… so for the Dragon to be believable, it has to be able to spread it’s weight out over an area that will get it’s PSI around the area of an adult horse, at worst. 90,000lbs / 6 = 15,000lbs load per leg or tire. At 25 psi, that works out to 600 square inches per, or about four square feet – say the size of a modest table. So, anywhere a horse can go without getting stuck, so can one of these monsters. Seven square feet gets the load below the limit of the M1 Abrams; that’s only a handspan bigger a foot print, but a whole lot more places it won’t get stuck.
All in all, this is very workable. Walking vehicles are complicated, but they were building them in Germany of World War I, so I consider this fairly acceptable on the RPL scale.
Steam Powered Weapons
In the book Telling Our Stories: Omushkego Legends and Histories from Hudson Bay, they remark in the edge notes that a musket of 1686 had a delivered energy to target of about 377 joules energy, which puts it in the ballpark of a .38 handgun bullet. You can generate this much power with a tea-light and the amount of water that fits in a ballpoint pen.
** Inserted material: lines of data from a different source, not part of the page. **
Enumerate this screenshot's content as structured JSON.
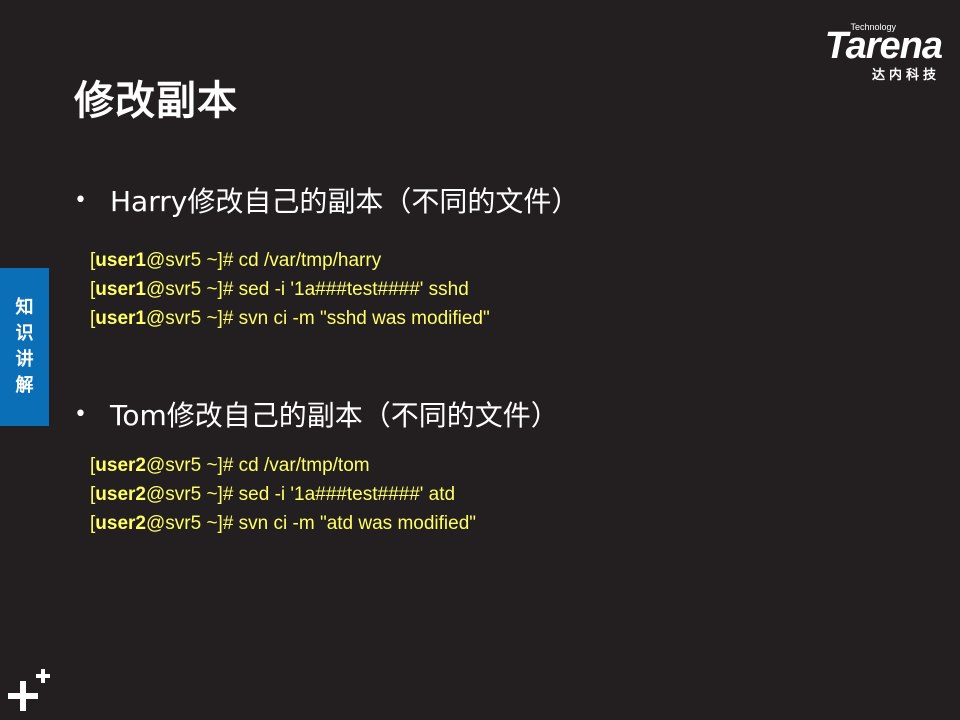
{
  "title": "修改副本",
  "logo": {
    "technology": "Technology",
    "word": "Tarena",
    "subtitle": "达内科技"
  },
  "side_tab": [
    "知",
    "识",
    "讲",
    "解"
  ],
  "sections": [
    {
      "bullet": "Harry修改自己的副本（不同的文件）",
      "lines": [
        {
          "user": "user1",
          "host": "@svr5 ~]#",
          "cmd": " cd /var/tmp/harry"
        },
        {
          "user": "user1",
          "host": "@svr5 ~]#",
          "cmd": " sed -i '1a###test####' sshd"
        },
        {
          "user": "user1",
          "host": "@svr5 ~]#",
          "cmd": " svn ci -m \"sshd was modified\""
        }
      ]
    },
    {
      "bullet": "Tom修改自己的副本（不同的文件）",
      "lines": [
        {
          "user": "user2",
          "host": "@svr5 ~]#",
          "cmd": " cd /var/tmp/tom"
        },
        {
          "user": "user2",
          "host": "@svr5 ~]#",
          "cmd": " sed -i '1a###test####' atd"
        },
        {
          "user": "user2",
          "host": "@svr5 ~]#",
          "cmd": " svn ci -m \"atd was modified\""
        }
      ]
    }
  ],
  "colors": {
    "background": "#231f20",
    "code": "#ffff66",
    "side_tab": "#0b6fb8"
  }
}
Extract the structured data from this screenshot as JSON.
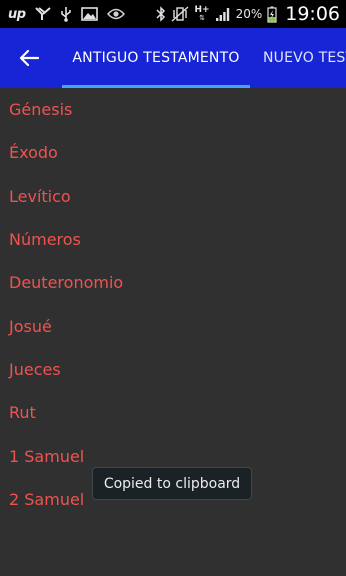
{
  "status_bar": {
    "left_icons": [
      "up-icon",
      "y-logo-icon",
      "usb-icon",
      "image-icon",
      "eye-icon"
    ],
    "up_text": "up",
    "battery_percent": "20%",
    "network_type": "H+",
    "time": "19:06"
  },
  "app_bar": {
    "back_icon": "arrow-left-icon",
    "tabs": [
      {
        "label": "ANTIGUO TESTAMENTO",
        "active": true
      },
      {
        "label": "NUEVO TESTAMENTO",
        "active": false
      }
    ]
  },
  "books": [
    {
      "label": "Génesis"
    },
    {
      "label": "Éxodo"
    },
    {
      "label": "Levítico"
    },
    {
      "label": "Números"
    },
    {
      "label": "Deuteronomio"
    },
    {
      "label": "Josué"
    },
    {
      "label": "Jueces"
    },
    {
      "label": "Rut"
    },
    {
      "label": "1 Samuel"
    },
    {
      "label": "2 Samuel"
    }
  ],
  "toast": {
    "text": "Copied to clipboard"
  },
  "colors": {
    "app_bar": "#1725d6",
    "tab_indicator": "#42a5f5",
    "book_text": "#ef5350",
    "background": "#303030"
  }
}
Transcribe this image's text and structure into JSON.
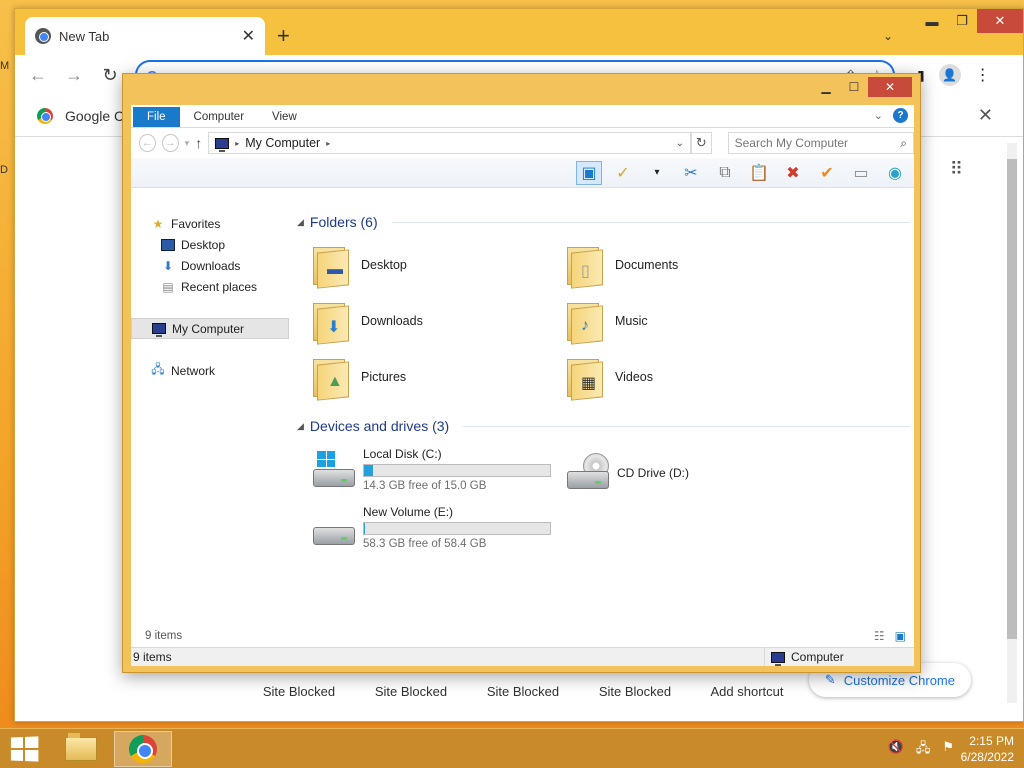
{
  "desktop": {
    "edge_letters": [
      "M",
      "D"
    ]
  },
  "chrome": {
    "tab_title": "New Tab",
    "new_tab_symbol": "+",
    "omnibox_icon": "G",
    "infobar_text": "Google C",
    "shortcuts": [
      "Site Blocked",
      "Site Blocked",
      "Site Blocked",
      "Site Blocked",
      "Add shortcut"
    ],
    "customize_label": "Customize Chrome"
  },
  "explorer": {
    "ribbon_tabs": [
      "File",
      "Computer",
      "View"
    ],
    "address": "My Computer",
    "search_placeholder": "Search My Computer",
    "nav": {
      "favorites": "Favorites",
      "desktop": "Desktop",
      "downloads": "Downloads",
      "recent": "Recent places",
      "computer": "My Computer",
      "network": "Network"
    },
    "folders_header": "Folders (6)",
    "folders": [
      "Desktop",
      "Documents",
      "Downloads",
      "Music",
      "Pictures",
      "Videos"
    ],
    "drives_header": "Devices and drives (3)",
    "drives": [
      {
        "name": "Local Disk (C:)",
        "free": "14.3 GB free of 15.0 GB",
        "used_fraction": 0.047
      },
      {
        "name": "CD Drive (D:)"
      },
      {
        "name": "New Volume (E:)",
        "free": "58.3 GB free of 58.4 GB",
        "used_fraction": 0.002
      }
    ],
    "items_count": "9 items",
    "status_left": "9 items",
    "status_right": "Computer"
  },
  "taskbar": {
    "time": "2:15 PM",
    "date": "6/28/2022"
  },
  "colors": {
    "accent": "#1979ca",
    "chrome_frame": "#f6c13f",
    "taskbar": "#c98b2a"
  }
}
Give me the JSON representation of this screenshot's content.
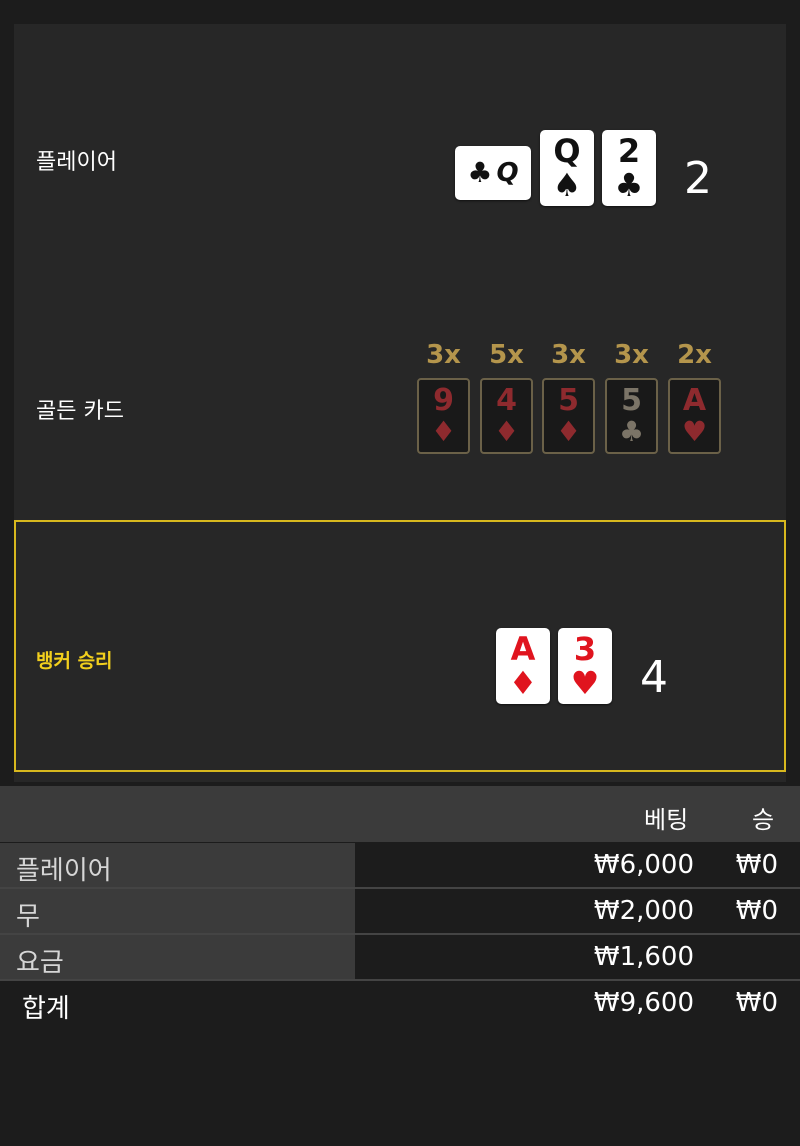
{
  "rows": {
    "player": {
      "label": "플레이어",
      "score": "2"
    },
    "golden": {
      "label": "골든 카드"
    },
    "banker": {
      "label": "뱅커 승리",
      "score": "4"
    }
  },
  "player_cards": [
    {
      "rank": "Q",
      "suit": "♣",
      "color": "black"
    },
    {
      "rank": "Q",
      "suit": "♠",
      "color": "black"
    },
    {
      "rank": "2",
      "suit": "♣",
      "color": "black"
    }
  ],
  "golden_cards": [
    {
      "multiplier": "3x",
      "rank": "9",
      "suit": "♦"
    },
    {
      "multiplier": "5x",
      "rank": "4",
      "suit": "♦"
    },
    {
      "multiplier": "3x",
      "rank": "5",
      "suit": "♦"
    },
    {
      "multiplier": "3x",
      "rank": "5",
      "suit": "♣"
    },
    {
      "multiplier": "2x",
      "rank": "A",
      "suit": "♥"
    }
  ],
  "banker_cards": [
    {
      "rank": "A",
      "suit": "♦",
      "color": "red"
    },
    {
      "rank": "3",
      "suit": "♥",
      "color": "red"
    }
  ],
  "bet_table": {
    "headers": {
      "bet": "베팅",
      "win": "승"
    },
    "rows": [
      {
        "label": "플레이어",
        "bet": "₩6,000",
        "win": "₩0"
      },
      {
        "label": "무",
        "bet": "₩2,000",
        "win": "₩0"
      },
      {
        "label": "요금",
        "bet": "₩1,600",
        "win": ""
      }
    ],
    "total": {
      "label": "합계",
      "bet": "₩9,600",
      "win": "₩0"
    }
  },
  "colors": {
    "background": "#1c1c1c",
    "panel": "#272727",
    "winner_border": "#d8b81e",
    "winner_label": "#f2cf1d",
    "golden_multiplier": "#b4954c",
    "card_red": "#e0141e",
    "golden_red": "#8e2a2e"
  }
}
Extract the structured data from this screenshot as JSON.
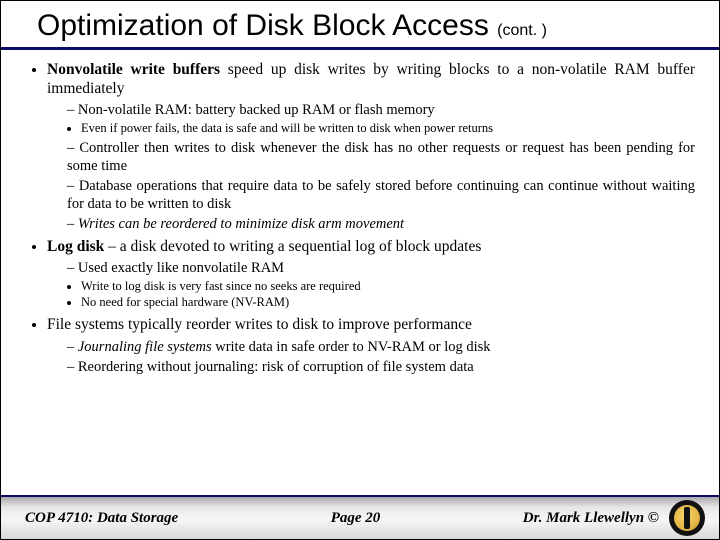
{
  "title": {
    "main": "Optimization of Disk Block Access",
    "cont": "(cont. )"
  },
  "bullets": {
    "b1_pre": "Nonvolatile write buffers",
    "b1_post": " speed up disk writes by writing blocks to a non-volatile RAM buffer immediately",
    "b1s1": "Non-volatile RAM:  battery backed up RAM or flash memory",
    "b1s1a": "Even if power fails, the data is safe and will be written to disk when power returns",
    "b1s2": "Controller then writes to disk whenever the disk has no other requests or request has been pending for some time",
    "b1s3": "Database operations that require data to be safely stored before continuing can continue without waiting for data to be written to disk",
    "b1s4": "Writes can be reordered to minimize disk arm movement",
    "b2_pre": "Log disk",
    "b2_post": " – a disk devoted to writing a sequential log of block updates",
    "b2s1": " Used exactly like nonvolatile RAM",
    "b2s1a": "Write to log disk is very fast since no seeks are required",
    "b2s1b": "No need for special hardware (NV-RAM)",
    "b3": "File systems typically reorder writes to disk to improve performance",
    "b3s1_pre": "Journaling file systems",
    "b3s1_post": " write data in safe order to NV-RAM or log disk",
    "b3s2": "Reordering without journaling: risk of corruption of file system data"
  },
  "footer": {
    "course": "COP 4710: Data Storage",
    "page": "Page 20",
    "author": "Dr. Mark Llewellyn ©"
  }
}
The hundred-barrel sequence-firing gun is actually pretty easy to pipe … it’s a set of pressure valves; as soon as pressure in the first barrel drops (it’s been fired) the valve closes and shunts the incoming steam from the boiler to the valve governing the next barrel, and so on.
The bombards are the same idea. Just more steam required. However, steam will throw a 40,000 pound fighter plane down a the deck of a modern aircraft carrier at 260 feet per second. A 32 pound ball of metal seems relatively easy by comparison.
It spits lightning, too?
Ok, lightning arc weapons of any kind are pretty far out, even with modern technology. The reason is what’s call the “spark gap”. It takes 100,000 volts of electricity(100kv) to spark across a gap of about 1cm / 0.5 inch. To jump a meter, or 3 feet, requires about 10,000kv. To jump the width of a foot ball field requires 1,000,000kv. This is the power output of a town-sized generation plant. In otherwords, even with step-up transformers and the like, it’s pretty unrealistic.
The other problem, of course, is getting the electricity to spark to the right target. A modern way to do that is with a laser … ionize the heck out of the air between the two points and the electricity will jump where you want. Except they didn’t have lasers or even a theory for them in the Victorian Era. All in all, this one falls into the “pure pixie dust” category for “Reasonable Plausibily Level”.
Want to give yourself a headache? A lightning strike from cloud to ground is fifteen to twenty lengths of a foot ball field. Think about that.
It Just Keeps Going…
Part of what makes the Dragon of “The Sauder Diaries” so world-changing is that they refuel themselves. Flammables, water and scraps of metal will be used for fuel, steam, and munitions. So long as they keep finding something – woods and a lake, or a town or a train – that they can “eat”, they keep marauding the wilds of Europe.
While it sounds plausible, it would be pretty hard to implement, mostly due to a need to do some sort of material sorting to get the right pieces going to the right storage places for future use. However, a certain amount of it could be done with screens and electromagnets … so this is about in the middle of the RPL.
All in all, the “Steampunk Dragon” of “The Sauder Diaries” is a pretty fanciful beast. With modern technologies and brighter minds than I, you could plausibly cram all of that into the beast as described. However, there is a distinct requirement to suspend one’s disbelief for the science of the Victorian era for one of these.
However, on an emotional level, many of us have grown up on stories of monstrous and fearsome dragons, and heroes that defeat them, often through great sacrifice. To me, that makes them worth finding a place for in Steampunk literature.